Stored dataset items
-*-*-
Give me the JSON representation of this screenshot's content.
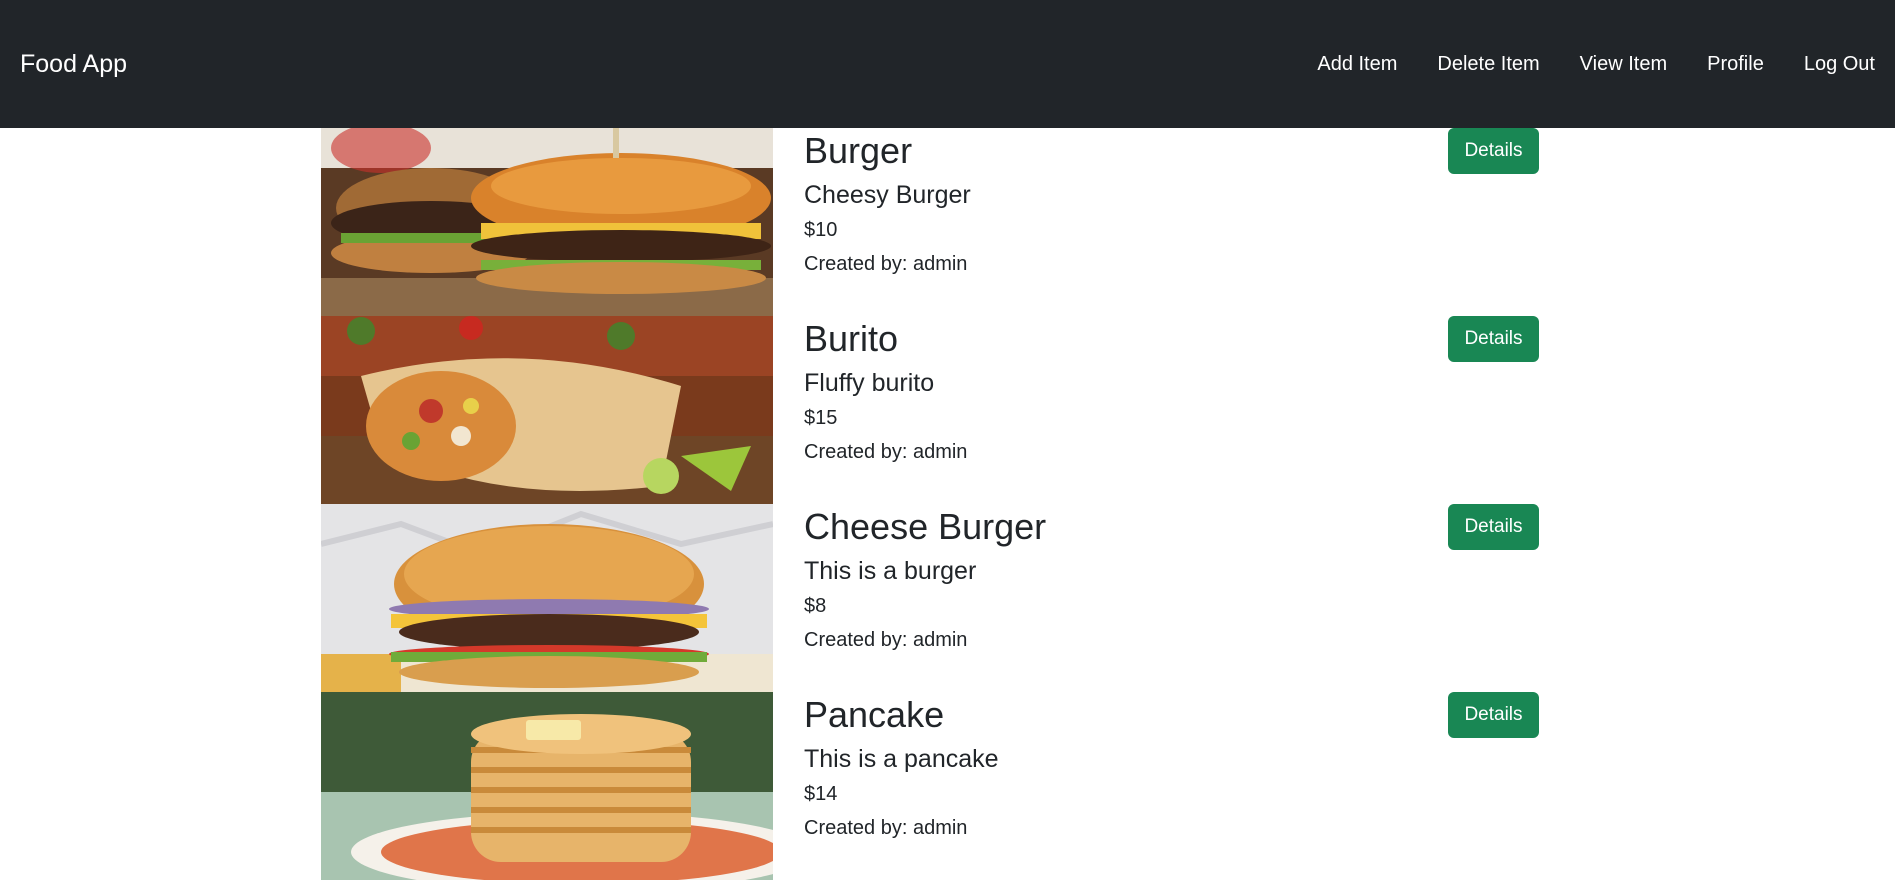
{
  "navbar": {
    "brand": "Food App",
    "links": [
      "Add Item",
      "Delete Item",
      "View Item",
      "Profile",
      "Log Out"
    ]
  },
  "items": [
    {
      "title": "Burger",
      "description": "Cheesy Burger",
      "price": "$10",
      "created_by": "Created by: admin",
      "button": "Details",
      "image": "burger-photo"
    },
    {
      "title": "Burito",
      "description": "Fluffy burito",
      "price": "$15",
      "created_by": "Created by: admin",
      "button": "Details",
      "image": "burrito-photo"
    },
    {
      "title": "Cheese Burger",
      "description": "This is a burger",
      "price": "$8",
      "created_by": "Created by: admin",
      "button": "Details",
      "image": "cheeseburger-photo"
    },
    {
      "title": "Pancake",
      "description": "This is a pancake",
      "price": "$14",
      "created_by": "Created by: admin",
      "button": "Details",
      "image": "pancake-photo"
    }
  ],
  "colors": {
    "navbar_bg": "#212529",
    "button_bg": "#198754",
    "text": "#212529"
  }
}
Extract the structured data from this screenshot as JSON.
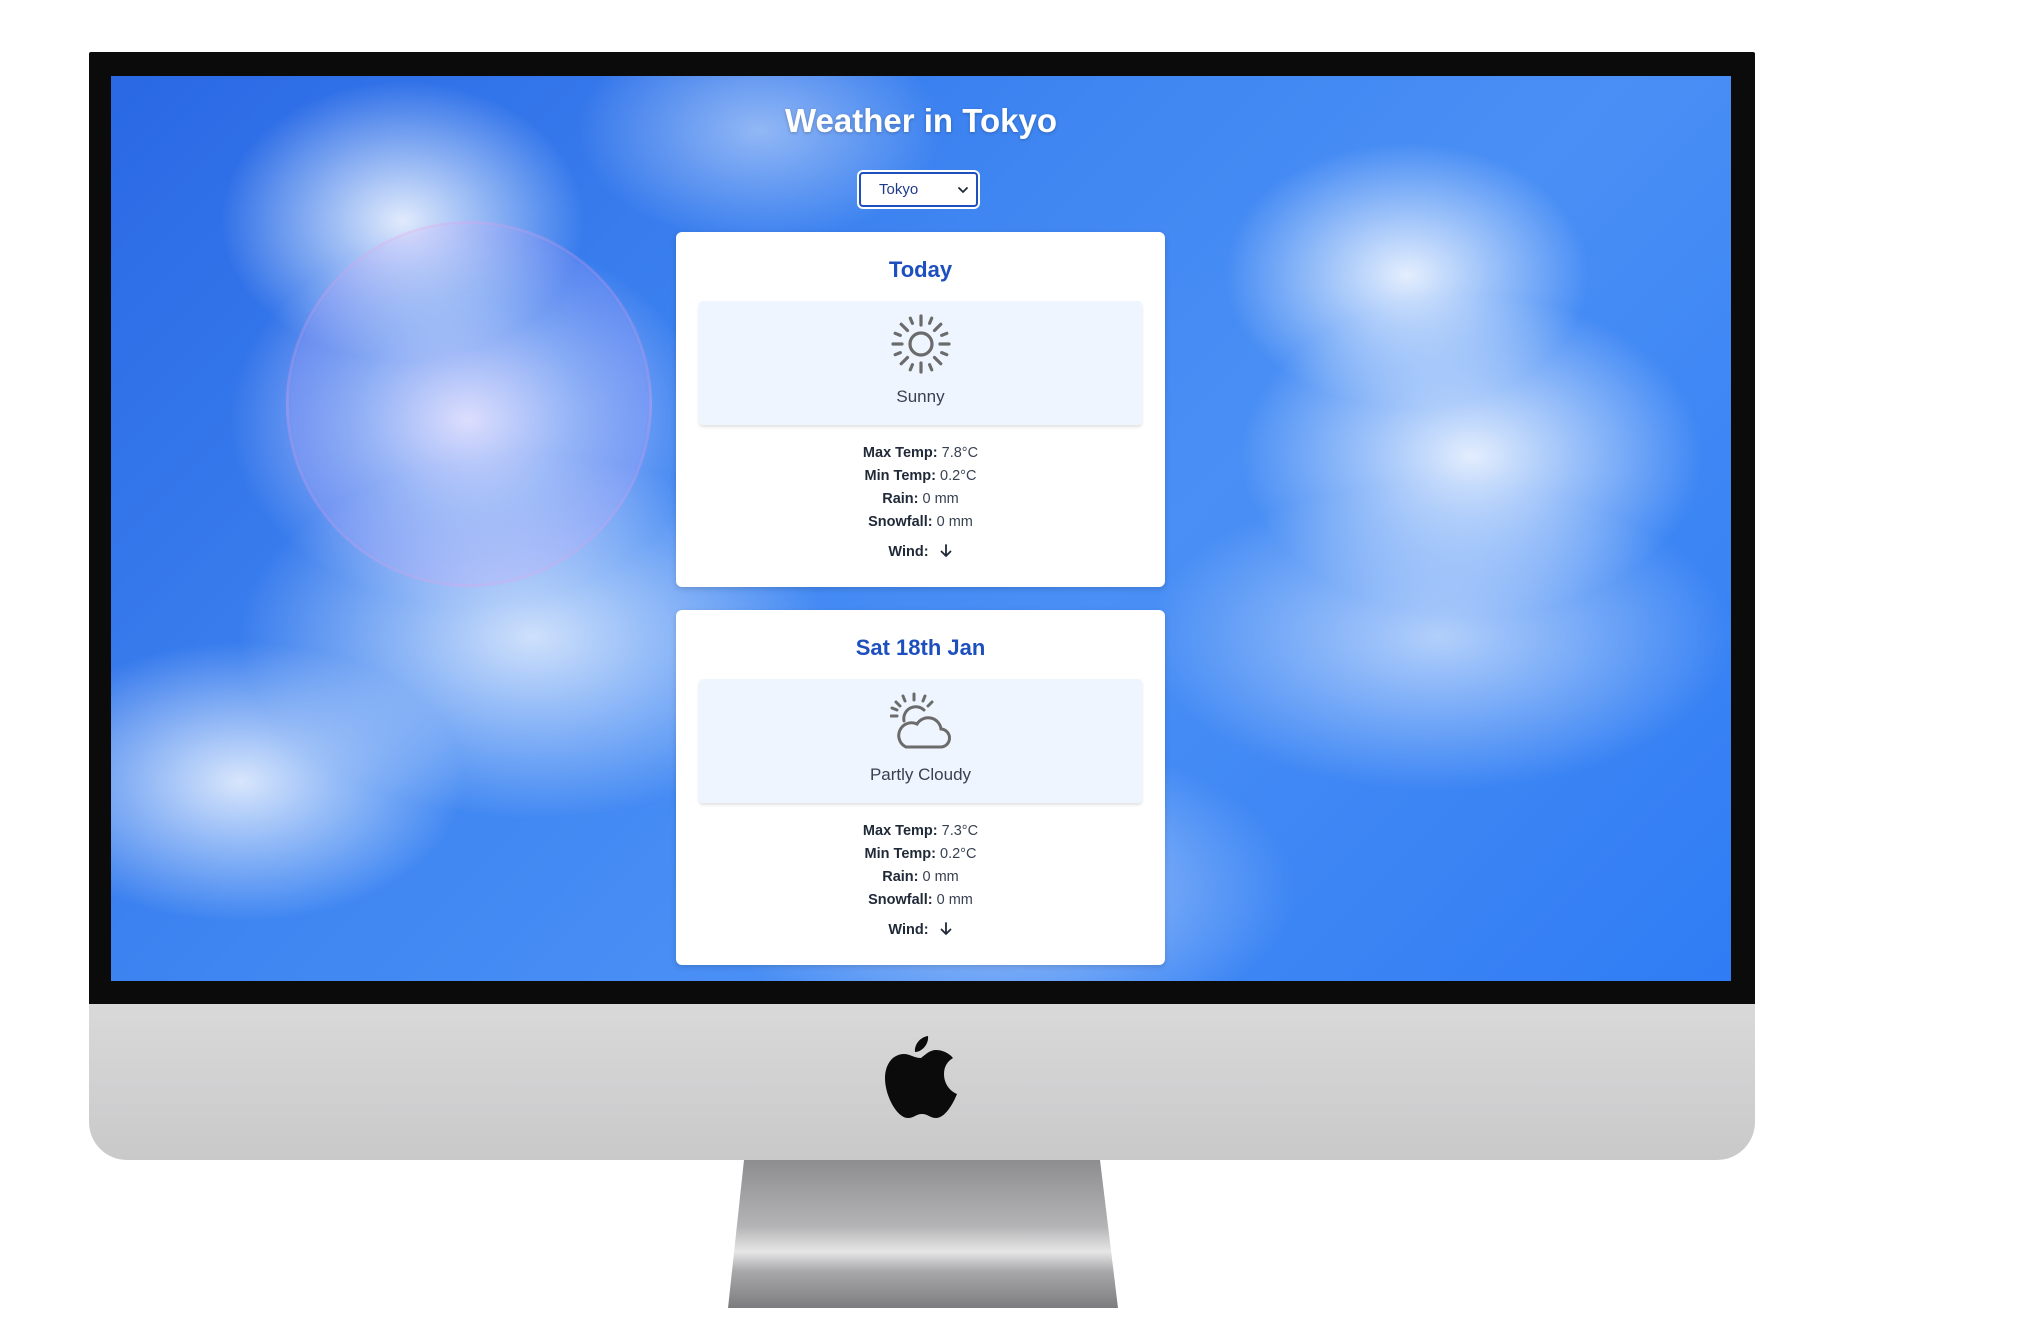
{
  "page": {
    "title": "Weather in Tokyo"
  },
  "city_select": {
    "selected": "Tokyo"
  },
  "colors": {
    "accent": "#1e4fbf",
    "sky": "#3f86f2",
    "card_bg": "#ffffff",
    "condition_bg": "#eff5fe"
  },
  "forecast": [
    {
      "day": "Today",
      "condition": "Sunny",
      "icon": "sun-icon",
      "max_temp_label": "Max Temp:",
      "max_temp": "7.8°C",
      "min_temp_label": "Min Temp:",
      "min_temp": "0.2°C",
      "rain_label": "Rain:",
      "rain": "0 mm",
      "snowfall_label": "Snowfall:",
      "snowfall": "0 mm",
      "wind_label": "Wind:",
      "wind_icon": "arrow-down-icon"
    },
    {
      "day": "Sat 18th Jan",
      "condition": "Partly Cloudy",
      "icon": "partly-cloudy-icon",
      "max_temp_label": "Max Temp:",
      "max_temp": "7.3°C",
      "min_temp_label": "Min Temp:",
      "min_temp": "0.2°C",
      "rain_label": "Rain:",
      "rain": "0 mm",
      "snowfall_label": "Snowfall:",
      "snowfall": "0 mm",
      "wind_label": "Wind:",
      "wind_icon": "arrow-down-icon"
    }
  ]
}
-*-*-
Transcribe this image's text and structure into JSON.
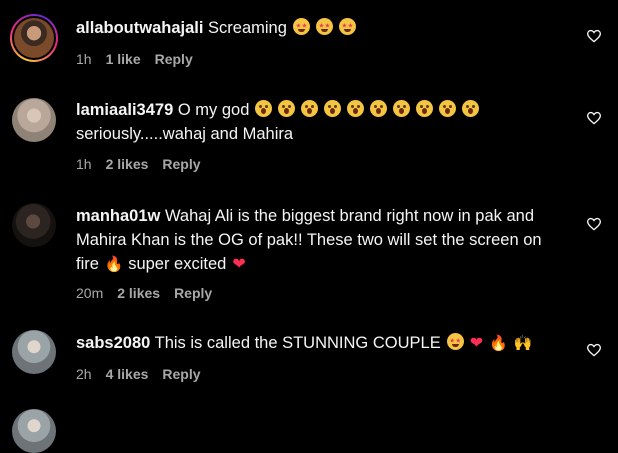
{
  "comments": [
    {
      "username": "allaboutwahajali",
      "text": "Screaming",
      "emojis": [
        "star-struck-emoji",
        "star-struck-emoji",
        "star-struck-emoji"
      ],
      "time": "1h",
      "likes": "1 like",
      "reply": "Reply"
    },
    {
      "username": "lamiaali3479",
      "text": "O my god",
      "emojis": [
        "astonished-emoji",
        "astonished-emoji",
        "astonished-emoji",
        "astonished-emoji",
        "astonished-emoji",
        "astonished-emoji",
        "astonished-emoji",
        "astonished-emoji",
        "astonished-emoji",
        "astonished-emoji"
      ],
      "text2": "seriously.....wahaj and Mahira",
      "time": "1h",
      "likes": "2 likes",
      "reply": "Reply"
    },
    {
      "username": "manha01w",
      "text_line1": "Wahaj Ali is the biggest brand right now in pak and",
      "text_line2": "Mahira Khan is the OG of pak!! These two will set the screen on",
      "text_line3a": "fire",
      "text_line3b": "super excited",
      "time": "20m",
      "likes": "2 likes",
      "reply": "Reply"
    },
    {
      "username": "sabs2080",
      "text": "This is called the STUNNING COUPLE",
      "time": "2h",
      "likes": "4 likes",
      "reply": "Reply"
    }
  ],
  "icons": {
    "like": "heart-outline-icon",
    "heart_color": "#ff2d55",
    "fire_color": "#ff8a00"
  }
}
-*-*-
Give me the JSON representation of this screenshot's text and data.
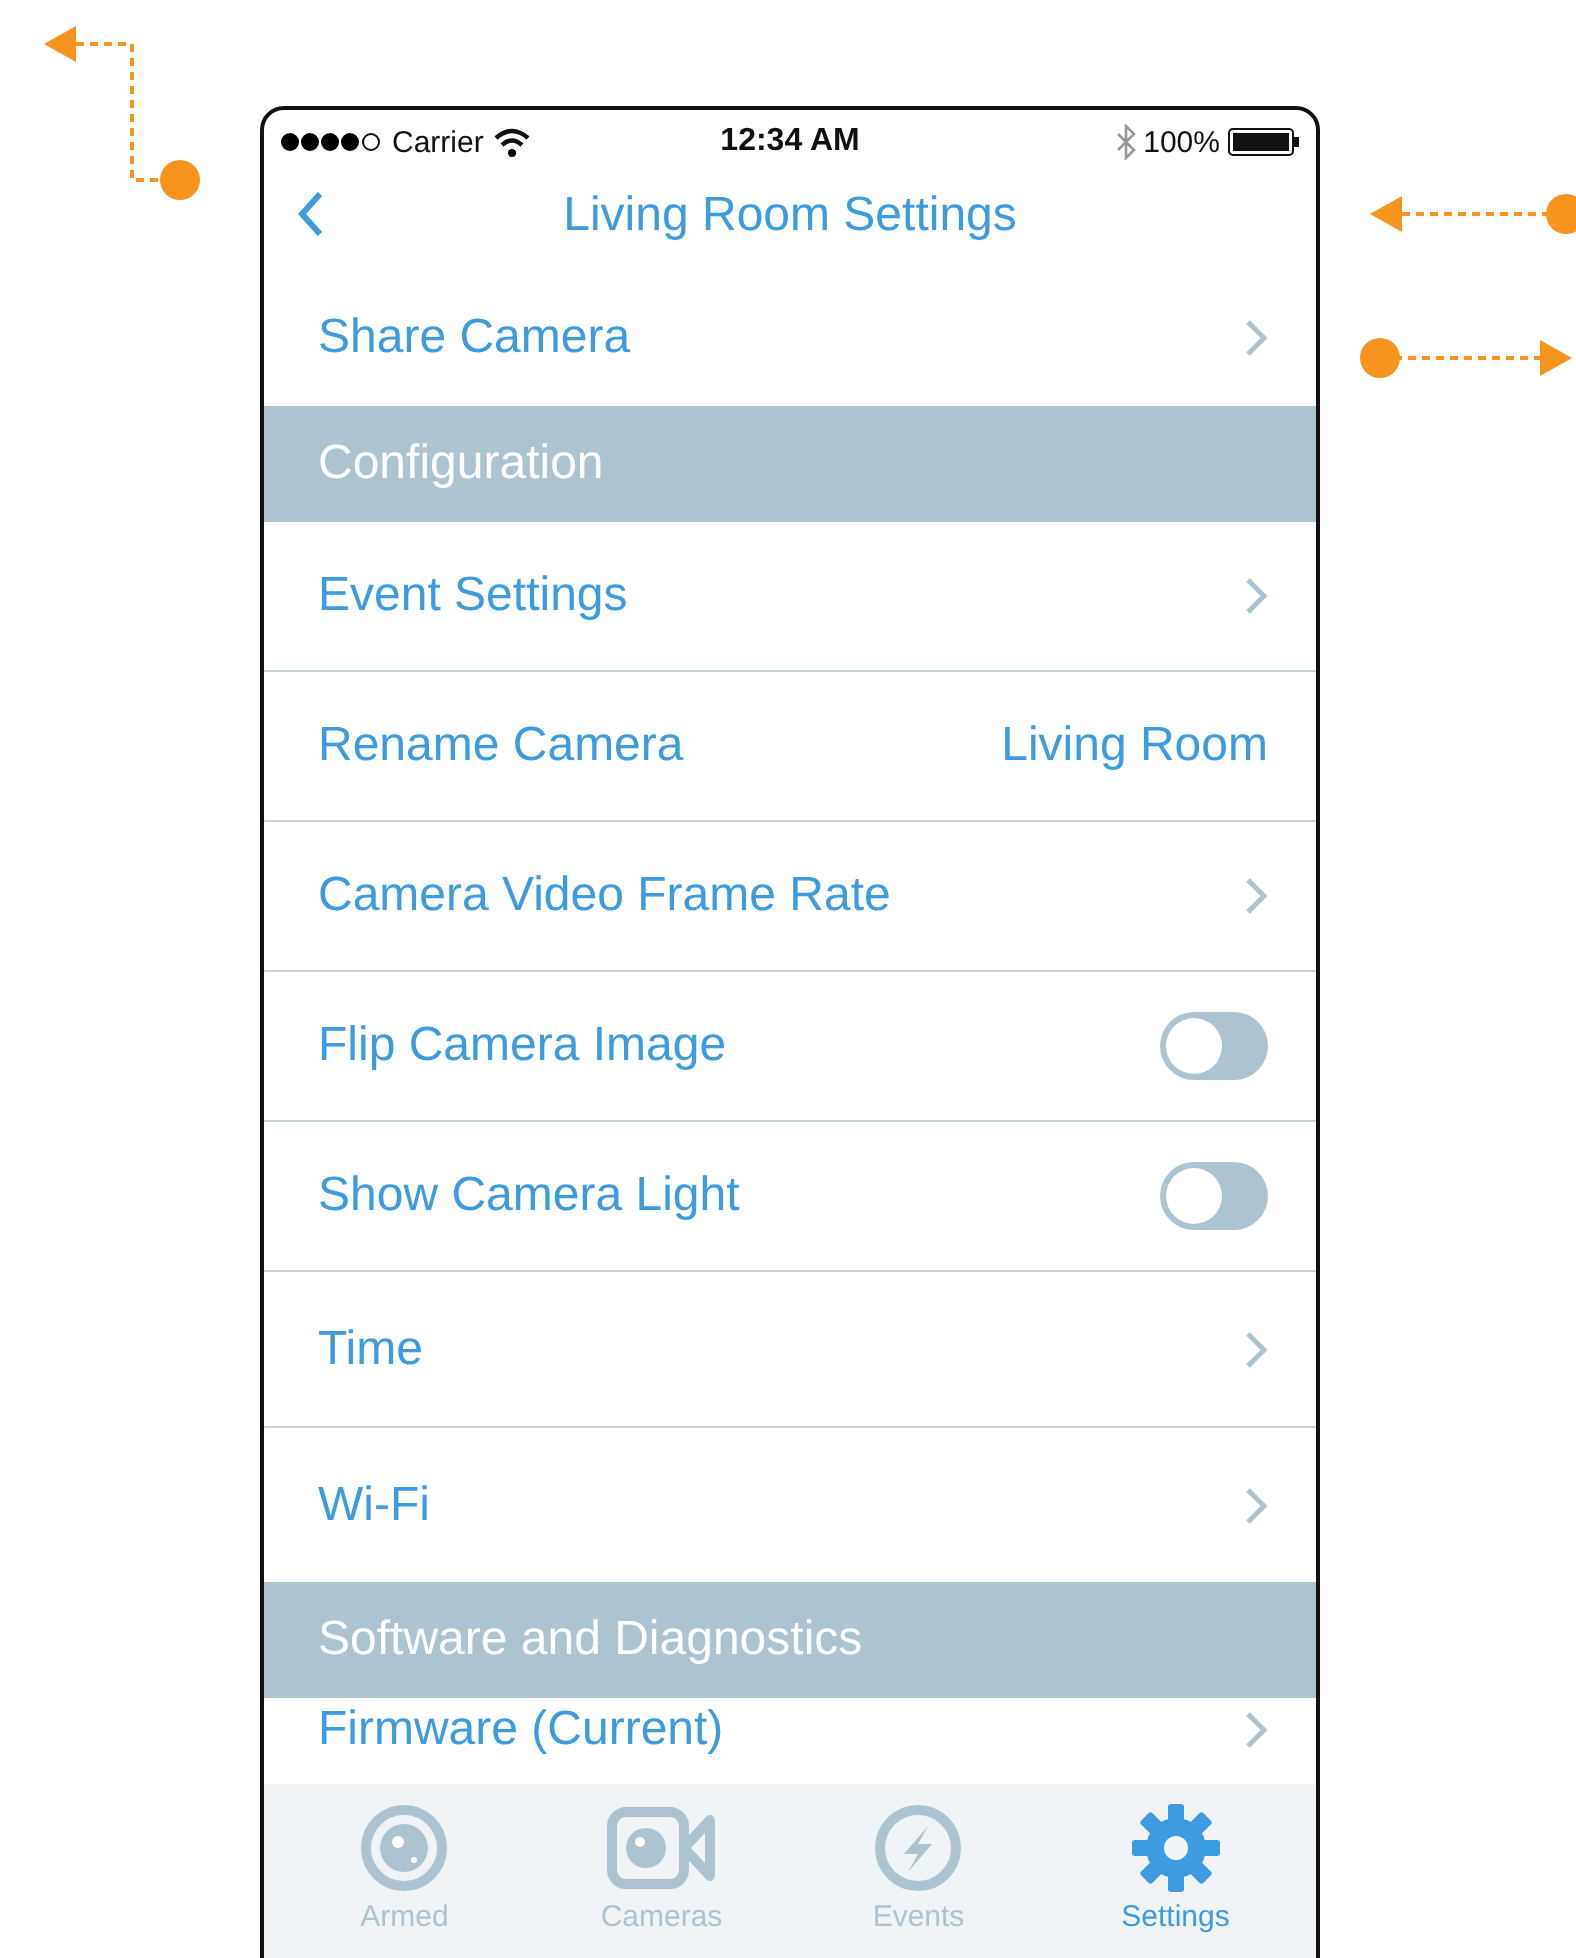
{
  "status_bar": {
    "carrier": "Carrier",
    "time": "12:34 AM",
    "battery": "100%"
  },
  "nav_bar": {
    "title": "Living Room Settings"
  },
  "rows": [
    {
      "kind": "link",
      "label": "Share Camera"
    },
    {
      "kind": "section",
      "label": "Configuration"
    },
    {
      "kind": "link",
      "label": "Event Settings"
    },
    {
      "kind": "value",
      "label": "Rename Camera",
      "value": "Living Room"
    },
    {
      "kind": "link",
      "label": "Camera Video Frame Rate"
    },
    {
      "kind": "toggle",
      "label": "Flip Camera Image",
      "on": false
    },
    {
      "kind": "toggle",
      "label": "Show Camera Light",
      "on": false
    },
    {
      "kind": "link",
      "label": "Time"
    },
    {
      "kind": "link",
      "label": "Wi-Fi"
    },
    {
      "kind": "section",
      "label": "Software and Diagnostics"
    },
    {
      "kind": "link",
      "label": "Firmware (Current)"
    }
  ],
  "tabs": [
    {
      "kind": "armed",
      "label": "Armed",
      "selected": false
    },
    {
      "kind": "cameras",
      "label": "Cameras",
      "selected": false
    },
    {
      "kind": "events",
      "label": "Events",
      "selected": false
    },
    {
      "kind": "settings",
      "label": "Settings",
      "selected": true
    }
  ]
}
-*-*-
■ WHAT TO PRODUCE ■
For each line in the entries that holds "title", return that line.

■ OUTPUT ■
      "title": "Burger",
      "title": "Burito",
      "title": "Cheese Burger",
      "title": "Pancake",
    "title": "Weather in Tokyo"
    "title": "Living Room Settings"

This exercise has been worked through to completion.